In both cases, make sure that you thoroughly wash your kitchen countertop with soap or bleach after removing the cooked meat from the frozen lobster bodies.
The bacteria from raw seafood will survive long enough to cross-contaminate other food in your house.
Always cook your food all the way through! Even though cooking gets rid of most bacteria, it doesn’t mean that your food is 100% safe if you see some pink on the inside.
When in doubt, throw it out!
Can you freeze previously frozen lobster tails?
Yes, you can refreeze lobster tails that are previously frozen. Just wrap them up in several layers of plastic wrap and place the package in a freezer-safe bag before putting it back in your freezer.
How long can frozen lobster tails last?
You can store previously frozen lobster tails for no longer than three months if you keep them in your freezer.
The key to keeping cooked seafood fresh is proper packaging and storage, as well as paying attention to details when buying seafood at the fish market or grocery store.
I hope that this post answers your question. I would like to reiterate that you can always freeze cooked lobster in the shell.
All you need to do is to follow the tips shared in this post and you will be good to go!
But the most important thing is to enjoy your food, whether it’s fresh or frozen.
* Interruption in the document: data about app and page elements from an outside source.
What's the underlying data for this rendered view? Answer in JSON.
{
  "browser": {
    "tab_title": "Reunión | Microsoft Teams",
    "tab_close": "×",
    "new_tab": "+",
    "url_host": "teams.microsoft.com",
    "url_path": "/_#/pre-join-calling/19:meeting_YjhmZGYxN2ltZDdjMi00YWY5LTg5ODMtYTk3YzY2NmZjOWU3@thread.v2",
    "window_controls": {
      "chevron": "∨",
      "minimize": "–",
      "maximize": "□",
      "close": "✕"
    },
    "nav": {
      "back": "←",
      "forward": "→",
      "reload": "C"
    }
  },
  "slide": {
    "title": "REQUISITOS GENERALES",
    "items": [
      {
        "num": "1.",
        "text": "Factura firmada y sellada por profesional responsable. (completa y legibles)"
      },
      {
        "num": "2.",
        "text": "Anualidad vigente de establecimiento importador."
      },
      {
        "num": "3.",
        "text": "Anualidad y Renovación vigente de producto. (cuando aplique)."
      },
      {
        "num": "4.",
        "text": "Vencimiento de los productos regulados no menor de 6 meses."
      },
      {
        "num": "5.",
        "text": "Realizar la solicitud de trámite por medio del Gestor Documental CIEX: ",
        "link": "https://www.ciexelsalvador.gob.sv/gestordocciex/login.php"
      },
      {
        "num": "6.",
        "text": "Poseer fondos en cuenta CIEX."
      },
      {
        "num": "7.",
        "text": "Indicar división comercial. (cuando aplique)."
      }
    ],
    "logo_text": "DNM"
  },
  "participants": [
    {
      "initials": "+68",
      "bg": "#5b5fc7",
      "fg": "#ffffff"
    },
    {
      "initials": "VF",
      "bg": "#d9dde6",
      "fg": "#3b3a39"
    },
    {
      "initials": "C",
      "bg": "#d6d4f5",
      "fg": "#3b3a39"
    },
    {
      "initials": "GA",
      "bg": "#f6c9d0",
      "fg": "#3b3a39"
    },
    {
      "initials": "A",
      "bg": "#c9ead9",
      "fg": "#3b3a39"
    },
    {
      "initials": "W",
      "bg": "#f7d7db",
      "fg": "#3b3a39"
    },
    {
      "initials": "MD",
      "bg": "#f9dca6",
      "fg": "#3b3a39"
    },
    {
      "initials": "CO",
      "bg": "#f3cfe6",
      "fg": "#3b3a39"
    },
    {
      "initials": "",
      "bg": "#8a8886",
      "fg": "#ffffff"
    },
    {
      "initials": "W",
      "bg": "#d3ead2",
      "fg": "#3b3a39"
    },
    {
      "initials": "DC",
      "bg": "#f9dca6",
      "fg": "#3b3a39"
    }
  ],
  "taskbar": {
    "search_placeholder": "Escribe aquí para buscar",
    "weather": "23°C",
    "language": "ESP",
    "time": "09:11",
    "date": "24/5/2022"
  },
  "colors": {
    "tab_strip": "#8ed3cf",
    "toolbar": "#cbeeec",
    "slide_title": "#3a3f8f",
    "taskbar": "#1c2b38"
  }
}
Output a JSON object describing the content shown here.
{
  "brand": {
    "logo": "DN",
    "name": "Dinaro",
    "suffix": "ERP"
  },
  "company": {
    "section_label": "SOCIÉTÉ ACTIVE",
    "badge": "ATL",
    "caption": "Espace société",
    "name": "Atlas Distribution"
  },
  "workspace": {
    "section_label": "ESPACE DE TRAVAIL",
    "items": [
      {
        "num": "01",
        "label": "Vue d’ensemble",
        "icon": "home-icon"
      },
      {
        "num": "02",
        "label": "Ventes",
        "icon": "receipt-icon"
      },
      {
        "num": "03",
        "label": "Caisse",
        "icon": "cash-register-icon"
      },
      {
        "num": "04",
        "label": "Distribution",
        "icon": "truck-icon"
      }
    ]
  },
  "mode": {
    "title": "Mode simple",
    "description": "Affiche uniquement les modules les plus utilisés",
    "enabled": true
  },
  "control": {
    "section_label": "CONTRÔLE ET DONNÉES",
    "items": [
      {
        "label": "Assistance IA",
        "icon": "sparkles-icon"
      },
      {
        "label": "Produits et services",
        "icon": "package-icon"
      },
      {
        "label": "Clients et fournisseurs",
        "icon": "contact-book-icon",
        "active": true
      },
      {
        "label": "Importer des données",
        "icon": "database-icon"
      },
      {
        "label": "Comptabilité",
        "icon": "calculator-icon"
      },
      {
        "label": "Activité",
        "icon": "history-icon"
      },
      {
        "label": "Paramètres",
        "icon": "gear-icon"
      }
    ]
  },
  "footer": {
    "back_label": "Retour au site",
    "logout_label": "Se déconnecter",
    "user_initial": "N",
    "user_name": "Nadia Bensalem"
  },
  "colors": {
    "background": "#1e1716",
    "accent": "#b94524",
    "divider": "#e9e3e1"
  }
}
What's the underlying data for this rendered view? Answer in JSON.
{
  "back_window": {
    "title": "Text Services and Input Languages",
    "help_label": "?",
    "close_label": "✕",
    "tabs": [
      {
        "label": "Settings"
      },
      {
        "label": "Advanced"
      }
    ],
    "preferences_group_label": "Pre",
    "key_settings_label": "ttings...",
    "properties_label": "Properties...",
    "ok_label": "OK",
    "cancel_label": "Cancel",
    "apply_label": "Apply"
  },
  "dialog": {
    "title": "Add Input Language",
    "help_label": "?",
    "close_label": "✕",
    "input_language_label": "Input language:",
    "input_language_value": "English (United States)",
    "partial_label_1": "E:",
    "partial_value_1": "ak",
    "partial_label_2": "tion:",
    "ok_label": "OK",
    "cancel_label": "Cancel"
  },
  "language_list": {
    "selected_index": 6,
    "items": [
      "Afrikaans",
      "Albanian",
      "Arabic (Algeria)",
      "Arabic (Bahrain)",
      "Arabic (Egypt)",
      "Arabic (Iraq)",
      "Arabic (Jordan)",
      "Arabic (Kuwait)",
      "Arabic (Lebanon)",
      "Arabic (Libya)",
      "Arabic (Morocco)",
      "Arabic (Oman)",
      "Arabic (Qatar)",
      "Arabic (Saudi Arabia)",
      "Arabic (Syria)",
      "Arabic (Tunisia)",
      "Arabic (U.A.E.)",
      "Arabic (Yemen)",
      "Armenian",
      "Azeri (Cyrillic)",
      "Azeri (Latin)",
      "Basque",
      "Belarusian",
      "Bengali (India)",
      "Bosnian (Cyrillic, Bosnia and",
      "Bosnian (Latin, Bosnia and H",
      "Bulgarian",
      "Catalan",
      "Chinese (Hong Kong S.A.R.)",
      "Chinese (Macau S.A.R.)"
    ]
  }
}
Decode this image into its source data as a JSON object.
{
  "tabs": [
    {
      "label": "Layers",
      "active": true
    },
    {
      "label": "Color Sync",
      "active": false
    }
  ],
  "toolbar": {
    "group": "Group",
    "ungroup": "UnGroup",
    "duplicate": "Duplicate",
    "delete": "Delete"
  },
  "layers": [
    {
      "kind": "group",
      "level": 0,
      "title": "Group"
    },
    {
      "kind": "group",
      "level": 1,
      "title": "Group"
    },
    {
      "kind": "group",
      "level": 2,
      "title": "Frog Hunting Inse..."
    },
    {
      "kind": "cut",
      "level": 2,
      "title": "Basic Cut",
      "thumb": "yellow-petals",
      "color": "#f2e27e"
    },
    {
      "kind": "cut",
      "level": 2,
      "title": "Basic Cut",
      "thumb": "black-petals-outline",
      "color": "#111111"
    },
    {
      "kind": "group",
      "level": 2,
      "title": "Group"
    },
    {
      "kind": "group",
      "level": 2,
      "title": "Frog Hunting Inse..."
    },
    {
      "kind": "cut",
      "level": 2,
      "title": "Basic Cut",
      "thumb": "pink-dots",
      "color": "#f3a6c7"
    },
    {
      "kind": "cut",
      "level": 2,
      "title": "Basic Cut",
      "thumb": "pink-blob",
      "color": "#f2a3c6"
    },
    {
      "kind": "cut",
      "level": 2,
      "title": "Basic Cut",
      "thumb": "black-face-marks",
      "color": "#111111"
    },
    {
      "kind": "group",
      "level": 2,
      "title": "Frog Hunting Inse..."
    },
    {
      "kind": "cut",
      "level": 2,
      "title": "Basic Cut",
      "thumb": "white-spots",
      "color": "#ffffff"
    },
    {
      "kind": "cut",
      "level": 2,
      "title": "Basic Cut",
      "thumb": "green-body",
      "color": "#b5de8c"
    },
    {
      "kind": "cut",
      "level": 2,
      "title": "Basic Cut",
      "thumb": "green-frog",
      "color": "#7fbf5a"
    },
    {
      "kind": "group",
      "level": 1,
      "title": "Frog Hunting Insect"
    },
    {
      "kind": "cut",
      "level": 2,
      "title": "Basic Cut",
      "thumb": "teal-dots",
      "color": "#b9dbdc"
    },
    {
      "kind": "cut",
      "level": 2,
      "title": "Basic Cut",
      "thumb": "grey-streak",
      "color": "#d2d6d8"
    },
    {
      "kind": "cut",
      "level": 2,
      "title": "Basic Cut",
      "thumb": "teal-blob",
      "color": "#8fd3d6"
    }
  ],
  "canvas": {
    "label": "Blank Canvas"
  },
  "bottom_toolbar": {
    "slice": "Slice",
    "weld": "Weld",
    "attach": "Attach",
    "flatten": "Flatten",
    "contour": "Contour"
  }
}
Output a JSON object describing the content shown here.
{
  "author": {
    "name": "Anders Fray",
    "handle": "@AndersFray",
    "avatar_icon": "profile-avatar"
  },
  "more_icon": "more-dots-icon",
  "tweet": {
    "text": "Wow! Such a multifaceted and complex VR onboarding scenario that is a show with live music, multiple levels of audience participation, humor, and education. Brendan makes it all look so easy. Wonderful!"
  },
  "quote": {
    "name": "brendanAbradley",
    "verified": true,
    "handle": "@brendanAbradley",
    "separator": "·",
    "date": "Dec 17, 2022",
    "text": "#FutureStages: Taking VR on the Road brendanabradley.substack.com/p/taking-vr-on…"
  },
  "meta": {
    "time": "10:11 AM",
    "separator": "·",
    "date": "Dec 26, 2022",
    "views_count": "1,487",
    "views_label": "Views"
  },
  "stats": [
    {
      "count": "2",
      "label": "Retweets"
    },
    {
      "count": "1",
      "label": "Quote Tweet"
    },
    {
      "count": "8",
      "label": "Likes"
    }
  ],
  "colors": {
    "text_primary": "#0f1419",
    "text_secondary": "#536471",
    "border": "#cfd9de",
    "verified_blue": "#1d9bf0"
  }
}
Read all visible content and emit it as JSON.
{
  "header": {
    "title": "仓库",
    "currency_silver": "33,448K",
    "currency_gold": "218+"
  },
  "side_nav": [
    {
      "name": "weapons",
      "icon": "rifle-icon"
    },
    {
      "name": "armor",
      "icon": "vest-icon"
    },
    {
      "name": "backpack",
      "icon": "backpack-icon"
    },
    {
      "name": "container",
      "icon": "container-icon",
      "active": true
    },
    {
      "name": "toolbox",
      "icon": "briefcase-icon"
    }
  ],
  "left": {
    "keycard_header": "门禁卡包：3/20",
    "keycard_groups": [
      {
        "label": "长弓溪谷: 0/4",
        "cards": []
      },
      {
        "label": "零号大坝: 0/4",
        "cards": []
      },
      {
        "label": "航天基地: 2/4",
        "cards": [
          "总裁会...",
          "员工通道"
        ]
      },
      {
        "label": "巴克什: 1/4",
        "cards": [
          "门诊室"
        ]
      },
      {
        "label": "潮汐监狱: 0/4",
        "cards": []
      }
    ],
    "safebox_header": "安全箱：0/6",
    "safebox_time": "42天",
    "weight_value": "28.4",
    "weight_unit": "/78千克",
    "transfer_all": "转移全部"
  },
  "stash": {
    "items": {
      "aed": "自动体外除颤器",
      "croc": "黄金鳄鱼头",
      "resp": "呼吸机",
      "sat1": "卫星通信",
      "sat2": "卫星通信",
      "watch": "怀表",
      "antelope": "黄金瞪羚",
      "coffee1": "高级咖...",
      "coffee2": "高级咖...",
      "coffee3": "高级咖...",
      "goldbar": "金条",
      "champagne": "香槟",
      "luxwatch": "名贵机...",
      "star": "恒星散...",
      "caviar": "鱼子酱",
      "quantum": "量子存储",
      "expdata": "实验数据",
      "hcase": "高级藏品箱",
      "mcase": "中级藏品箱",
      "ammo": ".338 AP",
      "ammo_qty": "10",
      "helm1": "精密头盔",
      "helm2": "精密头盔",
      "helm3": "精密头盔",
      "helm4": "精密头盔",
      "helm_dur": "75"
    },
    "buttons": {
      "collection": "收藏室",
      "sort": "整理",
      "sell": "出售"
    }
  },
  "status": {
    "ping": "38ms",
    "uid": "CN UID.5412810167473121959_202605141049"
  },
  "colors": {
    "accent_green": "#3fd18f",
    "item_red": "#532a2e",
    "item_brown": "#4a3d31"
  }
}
There are so many ways to cook lobster.
From hot potting it in butter and wine sauce (my favorite) to curling up with a nice book after a long day at work while enjoying an iced mug of lemon-lobster bisque (also my favorite).
Enjoy your lobster!